I was too young and naive to understand the country’s cruel reality: that apartheid robbed generations of black, Indian and mixed-race South Africans of participating in the game.

Thankfully, that’s all changed and our team is a now a better reflection of the ‘‘rainbow nation”, with players of colour like Hashim Amla, Vernon Philander and Alviro Peterson all households names. Just last month, a junior South African side packed with players of all colours beat Pakistan to win the under 19 World Cup. Perhaps they will one day guide us to a home series win against Australia. A World Cup win would be nice too.

Sorry ladies, cricket remains still (sadly) a true gentlemen’s game

empty cricket standsThis morning, over coffee in a cafe outside Flinders Station they were showing the recent cricket World Cup Final between Australia and the West Indies.

I should clarify. It was the Women’s world cup final, which took place in Mumbai a city with a population of around 20 million and millions of cricket-mad fans – I know because when I visited a couple of years ago and told people I was a South African living in Australia, people would shout out the names of cricket players they idolised at me:

“Jonty Rhodes. Great fielder.”

“Herschelle Gibbs. I love Gibbs”

“Riiiicky Ponting”

But sipping my coffee and watching highlights of the game I noticed one glaringly obvious thing.

The stands were almost completely empty. Rows and rows of empty seats in a the Brabourne Stadium, one of India’s smallest cricket stadiums that only holds 20,000 people.

No one was watching the game in Mumbai and no one appeared to care.

According to one report I read, there were at most 1,000 people at the game with police officers outnumbering spectators by two to one.

This in one of India’s biggest cities, in a country that’s apparently cricket mad.

Just yesterday I’d read a story in The Age by sports writer Peter Hanlon suggesting that women’s cricket had come of age and they were now viewed as true professionals.

It had as its headline: “Sitting up and taking notice of women’s cricket”

Hanlon wrote of the game being broadcast live on Foxtel with ball-by-ball commentary on BBC radio.

But I doubt if apart from the family and friends of the Australian and West Indies cricket teams and a small collective of women who play the game, if anyone listened of watched as Australia raced to a comprehensive win.

They say cricket is the ‘gentlemen’s game’ and generally mean in the sense that you should play it in the spirit of fairness and good cheer. But it has a far more literal meaning.

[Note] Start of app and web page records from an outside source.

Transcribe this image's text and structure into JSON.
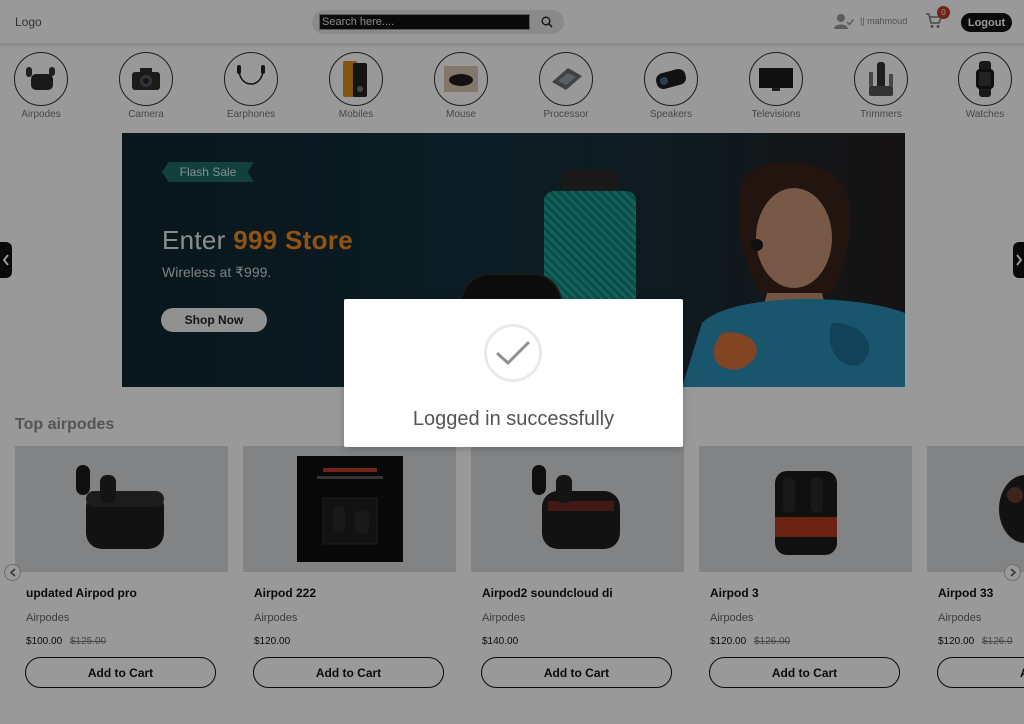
{
  "header": {
    "logo": "Logo",
    "search_placeholder": "Search here....",
    "user_name": "|| mahmoud",
    "cart_count": "0",
    "logout_label": "Logout"
  },
  "categories": [
    {
      "label": "Airpodes",
      "icon": "airpods-icon"
    },
    {
      "label": "Camera",
      "icon": "camera-icon"
    },
    {
      "label": "Earphones",
      "icon": "earphones-icon"
    },
    {
      "label": "Mobiles",
      "icon": "mobile-icon"
    },
    {
      "label": "Mouse",
      "icon": "mouse-icon"
    },
    {
      "label": "Processor",
      "icon": "processor-icon"
    },
    {
      "label": "Speakers",
      "icon": "speaker-icon"
    },
    {
      "label": "Televisions",
      "icon": "television-icon"
    },
    {
      "label": "Trimmers",
      "icon": "trimmer-icon"
    },
    {
      "label": "Watches",
      "icon": "watch-icon"
    }
  ],
  "banner": {
    "badge": "Flash Sale",
    "title_prefix": "Enter",
    "title_highlight": "999 Store",
    "subtitle": "Wireless at ₹999.",
    "cta": "Shop Now"
  },
  "section": {
    "title": "Top airpodes"
  },
  "products": [
    {
      "name": "updated Airpod pro",
      "category": "Airpodes",
      "price": "$100.00",
      "old_price": "$125.00",
      "button": "Add to Cart"
    },
    {
      "name": "Airpod 222",
      "category": "Airpodes",
      "price": "$120.00",
      "old_price": "",
      "button": "Add to Cart"
    },
    {
      "name": "Airpod2 soundcloud di",
      "category": "Airpodes",
      "price": "$140.00",
      "old_price": "",
      "button": "Add to Cart"
    },
    {
      "name": "Airpod 3",
      "category": "Airpodes",
      "price": "$120.00",
      "old_price": "$126.00",
      "button": "Add to Cart"
    },
    {
      "name": "Airpod 33",
      "category": "Airpodes",
      "price": "$120.00",
      "old_price": "$126.0",
      "button": "Ad"
    }
  ],
  "modal": {
    "message": "Logged in successfully"
  },
  "colors": {
    "accent": "#f08a22",
    "flash_badge": "#1d6b66",
    "cart_badge": "#c0392b",
    "modal_check": "#e8ece6"
  }
}
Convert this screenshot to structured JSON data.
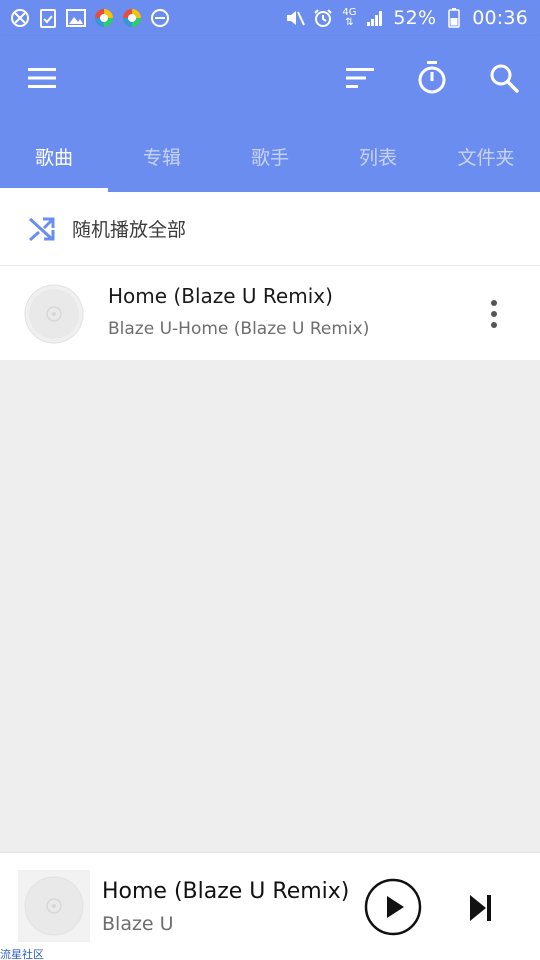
{
  "status_bar": {
    "left_icons": [
      "blocked-icon",
      "clipboard-check-icon",
      "image-icon",
      "color-app-icon",
      "color-app-icon",
      "do-not-disturb-icon"
    ],
    "right_icons": [
      "mute-icon",
      "alarm-icon",
      "network-4g-icon",
      "signal-icon",
      "battery-icon"
    ],
    "network_label": "4G",
    "battery_percent": "52%",
    "time": "00:36"
  },
  "toolbar": {
    "icons": [
      "menu-icon",
      "sort-icon",
      "timer-icon",
      "search-icon"
    ]
  },
  "tabs": [
    {
      "label": "歌曲",
      "active": true
    },
    {
      "label": "专辑",
      "active": false
    },
    {
      "label": "歌手",
      "active": false
    },
    {
      "label": "列表",
      "active": false
    },
    {
      "label": "文件夹",
      "active": false
    }
  ],
  "shuffle": {
    "label": "随机播放全部"
  },
  "songs": [
    {
      "title": "Home (Blaze U Remix)",
      "subtitle": "Blaze U-Home (Blaze U Remix)"
    }
  ],
  "mini_player": {
    "title": "Home (Blaze U Remix)",
    "artist": "Blaze U"
  },
  "watermark": "流星社区",
  "colors": {
    "accent": "#6c8df0",
    "shuffle_icon": "#6c8df0",
    "background": "#eeeeee"
  }
}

As for this apparent rise in the profile of the women’s version of the gentleman’s’ game, it’s a theory that sails way over the stumps.